    It would have to be done, because a CME of sufficient power has the potential to wipeout EVERY SINGLE pole line transformer in the WORLD. And replacement of all those transformers would take years, if not decades to complete, during which you would NOT have any electrical power at all.

    A program needs to be put into place to facilitate this shutdown before it is too late.

    1. TechnicalBen Silver badge

      Turn it all off if you wish. It might though still cause fires for all those lines trailing outside your house. Telephone, electric etc. Did you read about the previous event? Those were not "electrified" or "powered" telegraph systems, some had been disconnected and still caused fires.

      Going Fibre to the house is the only protection. ;)

      1. Destroy All Monsters Silver badge

        your car battery will have to be disconnected in order to avoid damage

        This isn't The War of the Worlds or en EMP pulse, you know. To induce current you need a large current loop.

        1. Anonymous Coward
          Anonymous Coward

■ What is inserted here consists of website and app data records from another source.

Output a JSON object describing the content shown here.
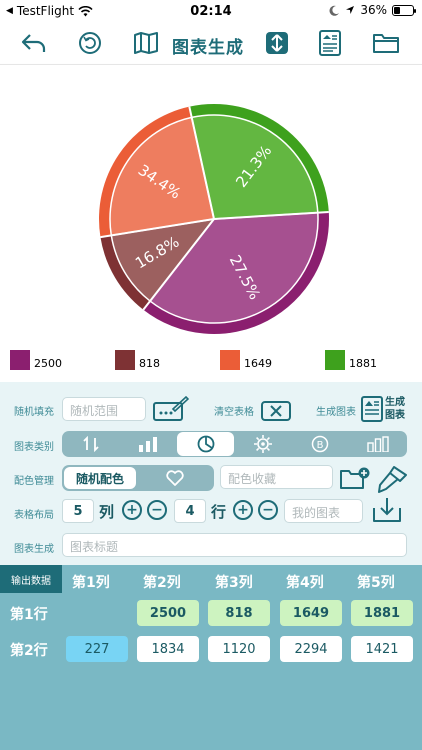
{
  "status": {
    "carrier": "TestFlight",
    "time": "02:14",
    "battery": "36%"
  },
  "toolbar": {
    "title": "图表生成"
  },
  "chart_data": {
    "type": "pie",
    "categories": [
      "2500",
      "818",
      "1649",
      "1881"
    ],
    "values": [
      2500,
      818,
      1649,
      1881
    ],
    "labels": [
      "27.5%",
      "16.8%",
      "34.4%",
      "21.3%"
    ],
    "colors": [
      "#8b1f6f",
      "#7e3234",
      "#eb5d37",
      "#3ea11d"
    ],
    "face_colors": [
      "#a65090",
      "#9c605f",
      "#ee7d5f",
      "#63b741"
    ]
  },
  "controls": {
    "random_fill": {
      "label": "随机填充",
      "placeholder": "随机范围"
    },
    "clear_table": "清空表格",
    "generate_chart": {
      "label": "生成图表",
      "icon_text": "生成 图表"
    },
    "chart_type_label": "图表类别",
    "color_manage": {
      "label": "配色管理",
      "toggle": "随机配色",
      "placeholder": "配色收藏"
    },
    "layout": {
      "label": "表格布局",
      "cols": "5",
      "cols_unit": "列",
      "rows": "4",
      "rows_unit": "行",
      "placeholder": "我的图表"
    },
    "title_row": {
      "label": "图表生成",
      "placeholder": "图表标题"
    }
  },
  "table": {
    "tab": "输出数据",
    "columns": [
      "第1列",
      "第2列",
      "第3列",
      "第4列",
      "第5列"
    ],
    "rows": [
      {
        "label": "第1行",
        "cells": [
          "",
          "2500",
          "818",
          "1649",
          "1881"
        ]
      },
      {
        "label": "第2行",
        "cells": [
          "227",
          "1834",
          "1120",
          "2294",
          "1421"
        ]
      }
    ]
  }
}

          Or a link to the earth. With enough induced current, an arc might be able to jump gaps and either close loops or run down to earth.

  20. TechnicalBen Silver badge

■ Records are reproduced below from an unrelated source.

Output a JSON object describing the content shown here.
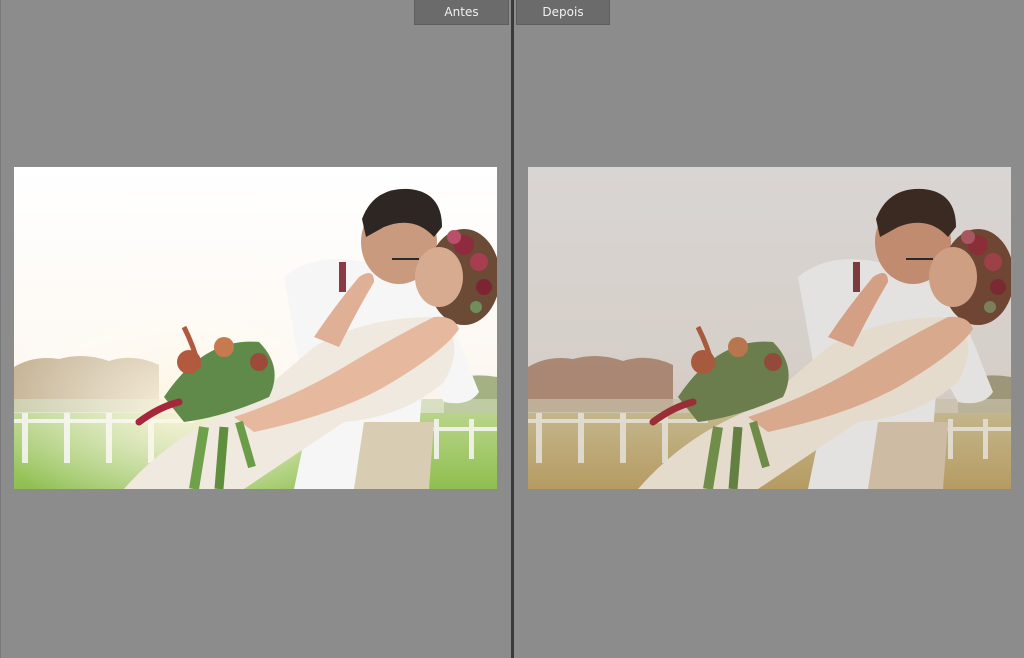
{
  "labels": {
    "before": "Antes",
    "after": "Depois"
  },
  "colors": {
    "background": "#8c8c8c",
    "divider": "#3a3a3a",
    "tab_background": "#6b6b6b",
    "tab_text": "#f0f0f0",
    "before_sky": "#ffffff",
    "after_sky": "#d6d3d1"
  }
}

    Downvote me all you wish. But it's things like this that make me realize I is crazy to consider it "safer" to have people living on Mars instead of staying on Earth. At least on Earth we get the magnetic field to protect us. I wonder what a survival colony would do had that thing hit them. :/

    1. Anonymous Coward
      Anonymous Coward

      Wouldn't said colony live in a dome or other enclosure that can be designed to act like a faraday cage?

      Which makes me wonder. Can a large CME overwhelm the average faraday cage?

  21. Frank N. Stein

    Solar Storm that could've had catastrophic technological consequences? Great. Something to look forward to. Guess the support line wouldn't have been ringing on that day. Would've been a slow day then, or rather a slow 4 to 10 years..

  22. Anonymous Coward
    Anonymous Coward

    Re. Hair triggers

    The problem is that a sufficiently large event might convince certain countries (or rather their hair trigger fail-unsafe nuclear arsenals) that a first strike was underway.

    Imagine if the Carrington event had happened during say the Cuban Missile Crisis, or had coincided with the Norwegian weather rocket event in 1995? Missile track incoming, and minutes later everything goes dark, its not outside the realms of possibility that a retaliatory strike would result on one if not both sides.

    It concerns me greatly that in this day and age we still have over 6000 nuclear weapons ready to launch with less than ten minutes notice.

    I'm not pointing fingers here (cough former USSR /cough) but we really have better things to do than have this much megatonnage just waiting for an accident or malicious use.

    We dodged a bullet in 1962 and 1995, but our luck can't hold out forever.

    -A

This topic is closed for new posts.

Biting the hand that feeds IT © 1998–2019